Segment Open
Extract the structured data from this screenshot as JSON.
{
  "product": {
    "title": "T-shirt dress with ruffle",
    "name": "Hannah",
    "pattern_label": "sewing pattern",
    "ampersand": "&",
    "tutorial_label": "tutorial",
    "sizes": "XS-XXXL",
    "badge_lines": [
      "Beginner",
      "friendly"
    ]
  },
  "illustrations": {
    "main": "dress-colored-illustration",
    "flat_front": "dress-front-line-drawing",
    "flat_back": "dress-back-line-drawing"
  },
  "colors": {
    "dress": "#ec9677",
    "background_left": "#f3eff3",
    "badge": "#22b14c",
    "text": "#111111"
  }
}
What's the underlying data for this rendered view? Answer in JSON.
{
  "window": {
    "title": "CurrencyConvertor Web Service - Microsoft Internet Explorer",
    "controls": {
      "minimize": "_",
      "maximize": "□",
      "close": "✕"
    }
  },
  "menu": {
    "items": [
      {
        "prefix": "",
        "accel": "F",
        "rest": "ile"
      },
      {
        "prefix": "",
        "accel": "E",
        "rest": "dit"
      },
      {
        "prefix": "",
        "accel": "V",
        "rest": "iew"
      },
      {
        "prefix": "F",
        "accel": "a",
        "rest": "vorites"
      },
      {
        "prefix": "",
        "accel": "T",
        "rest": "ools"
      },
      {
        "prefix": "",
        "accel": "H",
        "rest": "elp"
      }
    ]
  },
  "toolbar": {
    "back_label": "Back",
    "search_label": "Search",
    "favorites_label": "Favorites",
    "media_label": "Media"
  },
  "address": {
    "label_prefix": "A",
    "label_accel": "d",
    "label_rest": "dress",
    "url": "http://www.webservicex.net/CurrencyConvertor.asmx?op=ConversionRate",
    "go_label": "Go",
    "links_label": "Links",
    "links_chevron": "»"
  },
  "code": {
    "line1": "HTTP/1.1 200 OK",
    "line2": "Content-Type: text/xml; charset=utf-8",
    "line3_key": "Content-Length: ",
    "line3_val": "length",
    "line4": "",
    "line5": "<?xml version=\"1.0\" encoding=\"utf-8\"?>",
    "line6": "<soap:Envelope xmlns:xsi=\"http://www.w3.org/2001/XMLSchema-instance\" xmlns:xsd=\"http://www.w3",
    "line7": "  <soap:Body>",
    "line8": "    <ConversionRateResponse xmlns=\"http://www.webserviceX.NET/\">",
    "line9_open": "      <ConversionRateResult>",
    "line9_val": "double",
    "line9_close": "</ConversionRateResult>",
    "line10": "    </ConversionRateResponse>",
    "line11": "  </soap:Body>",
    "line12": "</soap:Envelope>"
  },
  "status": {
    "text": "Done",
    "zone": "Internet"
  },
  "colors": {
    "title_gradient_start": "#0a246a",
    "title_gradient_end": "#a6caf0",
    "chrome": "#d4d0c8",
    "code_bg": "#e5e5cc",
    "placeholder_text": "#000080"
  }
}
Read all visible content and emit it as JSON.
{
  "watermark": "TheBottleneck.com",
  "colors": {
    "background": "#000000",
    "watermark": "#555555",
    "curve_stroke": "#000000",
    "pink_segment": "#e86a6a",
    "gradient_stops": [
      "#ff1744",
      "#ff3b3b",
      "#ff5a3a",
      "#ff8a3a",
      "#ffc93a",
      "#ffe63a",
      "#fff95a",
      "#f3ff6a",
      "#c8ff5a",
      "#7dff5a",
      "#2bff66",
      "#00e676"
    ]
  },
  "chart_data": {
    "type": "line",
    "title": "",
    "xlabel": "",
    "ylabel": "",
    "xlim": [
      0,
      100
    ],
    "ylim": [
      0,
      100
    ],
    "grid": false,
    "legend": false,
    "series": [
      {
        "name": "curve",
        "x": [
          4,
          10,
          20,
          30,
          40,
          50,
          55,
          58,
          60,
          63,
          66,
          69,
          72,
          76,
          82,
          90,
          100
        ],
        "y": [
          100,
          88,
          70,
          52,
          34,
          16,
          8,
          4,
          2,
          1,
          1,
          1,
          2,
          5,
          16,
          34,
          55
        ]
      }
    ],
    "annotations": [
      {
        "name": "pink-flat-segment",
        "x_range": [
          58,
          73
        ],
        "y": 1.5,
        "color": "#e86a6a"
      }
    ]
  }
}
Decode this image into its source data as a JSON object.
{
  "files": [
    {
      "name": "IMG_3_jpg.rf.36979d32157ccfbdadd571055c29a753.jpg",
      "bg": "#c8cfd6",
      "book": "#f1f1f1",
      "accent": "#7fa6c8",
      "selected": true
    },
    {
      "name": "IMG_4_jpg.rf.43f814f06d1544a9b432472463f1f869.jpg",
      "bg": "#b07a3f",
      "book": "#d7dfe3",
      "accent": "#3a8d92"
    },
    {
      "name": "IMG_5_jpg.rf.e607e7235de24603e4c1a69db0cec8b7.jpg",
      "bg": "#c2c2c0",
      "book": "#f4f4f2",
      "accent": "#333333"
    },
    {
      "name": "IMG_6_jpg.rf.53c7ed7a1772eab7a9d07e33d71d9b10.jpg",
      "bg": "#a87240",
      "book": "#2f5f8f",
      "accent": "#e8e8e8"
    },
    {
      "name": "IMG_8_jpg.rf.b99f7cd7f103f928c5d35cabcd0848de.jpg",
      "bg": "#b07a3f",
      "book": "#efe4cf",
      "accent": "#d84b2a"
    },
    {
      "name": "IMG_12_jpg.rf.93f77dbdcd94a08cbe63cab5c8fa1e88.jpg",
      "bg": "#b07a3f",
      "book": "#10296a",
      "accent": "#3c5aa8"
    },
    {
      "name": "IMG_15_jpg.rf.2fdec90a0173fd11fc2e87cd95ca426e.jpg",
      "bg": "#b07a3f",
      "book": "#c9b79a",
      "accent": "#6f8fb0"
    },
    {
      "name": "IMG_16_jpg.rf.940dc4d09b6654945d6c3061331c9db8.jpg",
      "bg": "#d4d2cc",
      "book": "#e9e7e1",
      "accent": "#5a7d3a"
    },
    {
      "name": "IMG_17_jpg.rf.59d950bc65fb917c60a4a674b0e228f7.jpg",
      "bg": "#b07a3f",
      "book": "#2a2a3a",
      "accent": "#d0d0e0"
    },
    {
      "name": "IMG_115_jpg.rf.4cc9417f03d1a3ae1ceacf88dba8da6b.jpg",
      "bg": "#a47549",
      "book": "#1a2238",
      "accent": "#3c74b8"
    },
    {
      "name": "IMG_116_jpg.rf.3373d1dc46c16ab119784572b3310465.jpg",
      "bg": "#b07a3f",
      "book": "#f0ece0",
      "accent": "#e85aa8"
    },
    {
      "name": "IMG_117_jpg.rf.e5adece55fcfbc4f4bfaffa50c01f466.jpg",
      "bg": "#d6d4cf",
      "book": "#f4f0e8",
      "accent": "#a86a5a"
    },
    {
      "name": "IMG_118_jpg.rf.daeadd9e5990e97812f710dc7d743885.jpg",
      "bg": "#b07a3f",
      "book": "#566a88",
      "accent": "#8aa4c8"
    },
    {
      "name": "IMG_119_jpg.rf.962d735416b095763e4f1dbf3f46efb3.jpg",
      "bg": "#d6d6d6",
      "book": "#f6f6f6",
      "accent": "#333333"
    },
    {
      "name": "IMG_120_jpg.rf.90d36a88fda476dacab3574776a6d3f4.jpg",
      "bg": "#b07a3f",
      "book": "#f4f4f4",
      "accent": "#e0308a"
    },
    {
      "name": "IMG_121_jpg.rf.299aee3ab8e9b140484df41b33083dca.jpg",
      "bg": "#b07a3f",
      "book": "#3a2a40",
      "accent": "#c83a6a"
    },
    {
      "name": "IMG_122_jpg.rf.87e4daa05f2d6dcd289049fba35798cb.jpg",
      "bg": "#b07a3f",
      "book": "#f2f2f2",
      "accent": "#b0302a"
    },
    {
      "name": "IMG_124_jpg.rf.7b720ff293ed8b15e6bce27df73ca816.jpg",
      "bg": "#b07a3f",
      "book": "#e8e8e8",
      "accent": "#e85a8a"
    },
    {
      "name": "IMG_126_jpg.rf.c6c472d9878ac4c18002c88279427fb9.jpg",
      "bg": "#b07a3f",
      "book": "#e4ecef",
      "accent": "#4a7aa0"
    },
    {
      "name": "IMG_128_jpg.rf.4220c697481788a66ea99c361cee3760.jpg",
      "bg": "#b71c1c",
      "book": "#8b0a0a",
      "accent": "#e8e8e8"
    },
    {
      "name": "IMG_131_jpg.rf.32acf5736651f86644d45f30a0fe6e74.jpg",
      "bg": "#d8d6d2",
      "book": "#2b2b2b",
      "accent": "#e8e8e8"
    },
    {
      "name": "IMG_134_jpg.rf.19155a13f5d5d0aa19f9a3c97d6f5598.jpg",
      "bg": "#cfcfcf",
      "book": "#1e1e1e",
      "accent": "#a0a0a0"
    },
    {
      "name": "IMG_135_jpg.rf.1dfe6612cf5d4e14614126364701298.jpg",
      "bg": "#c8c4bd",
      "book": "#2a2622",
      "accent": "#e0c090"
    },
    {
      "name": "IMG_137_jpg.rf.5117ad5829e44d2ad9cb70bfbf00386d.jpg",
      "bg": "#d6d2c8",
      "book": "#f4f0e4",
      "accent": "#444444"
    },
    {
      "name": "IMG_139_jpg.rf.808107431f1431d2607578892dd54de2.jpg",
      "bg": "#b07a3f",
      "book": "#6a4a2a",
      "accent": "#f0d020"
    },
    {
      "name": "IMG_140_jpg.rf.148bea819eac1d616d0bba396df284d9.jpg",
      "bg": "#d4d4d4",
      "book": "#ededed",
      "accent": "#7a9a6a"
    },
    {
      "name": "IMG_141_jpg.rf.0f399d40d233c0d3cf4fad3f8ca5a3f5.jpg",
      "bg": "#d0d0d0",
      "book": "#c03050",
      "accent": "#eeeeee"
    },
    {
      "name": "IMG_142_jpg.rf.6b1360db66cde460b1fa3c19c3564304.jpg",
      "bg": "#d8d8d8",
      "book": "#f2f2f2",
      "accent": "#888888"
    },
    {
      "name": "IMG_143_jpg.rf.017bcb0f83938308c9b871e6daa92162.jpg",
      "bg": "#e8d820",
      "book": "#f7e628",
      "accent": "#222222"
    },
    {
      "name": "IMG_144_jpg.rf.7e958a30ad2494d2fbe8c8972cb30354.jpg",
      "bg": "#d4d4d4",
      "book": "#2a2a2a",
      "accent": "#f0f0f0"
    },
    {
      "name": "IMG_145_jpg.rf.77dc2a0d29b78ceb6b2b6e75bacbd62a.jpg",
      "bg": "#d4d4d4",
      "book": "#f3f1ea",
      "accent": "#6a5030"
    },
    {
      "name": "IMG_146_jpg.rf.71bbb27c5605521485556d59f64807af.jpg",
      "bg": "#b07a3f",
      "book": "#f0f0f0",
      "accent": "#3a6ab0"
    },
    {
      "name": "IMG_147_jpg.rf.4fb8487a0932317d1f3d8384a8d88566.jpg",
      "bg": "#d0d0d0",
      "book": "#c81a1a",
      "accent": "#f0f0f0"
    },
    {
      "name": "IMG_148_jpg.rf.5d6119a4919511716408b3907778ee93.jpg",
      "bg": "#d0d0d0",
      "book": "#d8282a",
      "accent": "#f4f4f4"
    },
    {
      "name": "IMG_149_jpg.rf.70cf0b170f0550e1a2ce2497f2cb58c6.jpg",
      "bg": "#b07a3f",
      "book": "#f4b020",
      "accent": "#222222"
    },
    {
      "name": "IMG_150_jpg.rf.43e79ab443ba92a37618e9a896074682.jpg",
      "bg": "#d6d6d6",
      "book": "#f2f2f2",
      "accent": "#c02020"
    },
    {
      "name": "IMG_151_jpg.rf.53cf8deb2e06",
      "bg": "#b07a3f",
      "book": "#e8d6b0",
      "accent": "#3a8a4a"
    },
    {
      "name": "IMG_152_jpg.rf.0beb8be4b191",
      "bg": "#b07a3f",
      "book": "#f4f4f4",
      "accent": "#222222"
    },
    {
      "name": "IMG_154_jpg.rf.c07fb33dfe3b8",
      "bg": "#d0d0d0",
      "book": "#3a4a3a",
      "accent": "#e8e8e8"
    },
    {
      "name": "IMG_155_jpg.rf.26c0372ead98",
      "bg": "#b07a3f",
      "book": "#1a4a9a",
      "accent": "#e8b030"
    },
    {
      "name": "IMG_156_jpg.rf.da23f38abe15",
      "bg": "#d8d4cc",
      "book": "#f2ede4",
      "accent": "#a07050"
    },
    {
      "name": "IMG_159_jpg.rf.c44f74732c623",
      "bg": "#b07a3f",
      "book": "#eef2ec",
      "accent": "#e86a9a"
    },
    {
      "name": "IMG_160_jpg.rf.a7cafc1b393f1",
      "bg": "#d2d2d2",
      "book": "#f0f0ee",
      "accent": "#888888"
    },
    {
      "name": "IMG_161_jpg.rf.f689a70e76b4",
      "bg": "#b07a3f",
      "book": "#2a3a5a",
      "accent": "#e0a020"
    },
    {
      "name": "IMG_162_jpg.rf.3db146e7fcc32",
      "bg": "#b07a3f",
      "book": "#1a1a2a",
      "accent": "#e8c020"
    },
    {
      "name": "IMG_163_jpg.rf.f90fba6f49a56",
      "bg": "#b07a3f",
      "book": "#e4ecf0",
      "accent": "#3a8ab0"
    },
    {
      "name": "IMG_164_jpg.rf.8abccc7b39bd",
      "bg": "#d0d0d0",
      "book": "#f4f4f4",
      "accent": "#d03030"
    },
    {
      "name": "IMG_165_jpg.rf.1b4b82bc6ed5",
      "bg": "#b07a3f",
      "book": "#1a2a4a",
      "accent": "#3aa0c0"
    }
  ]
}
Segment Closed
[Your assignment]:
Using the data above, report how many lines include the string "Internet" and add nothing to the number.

[Answer for this exercise]:
2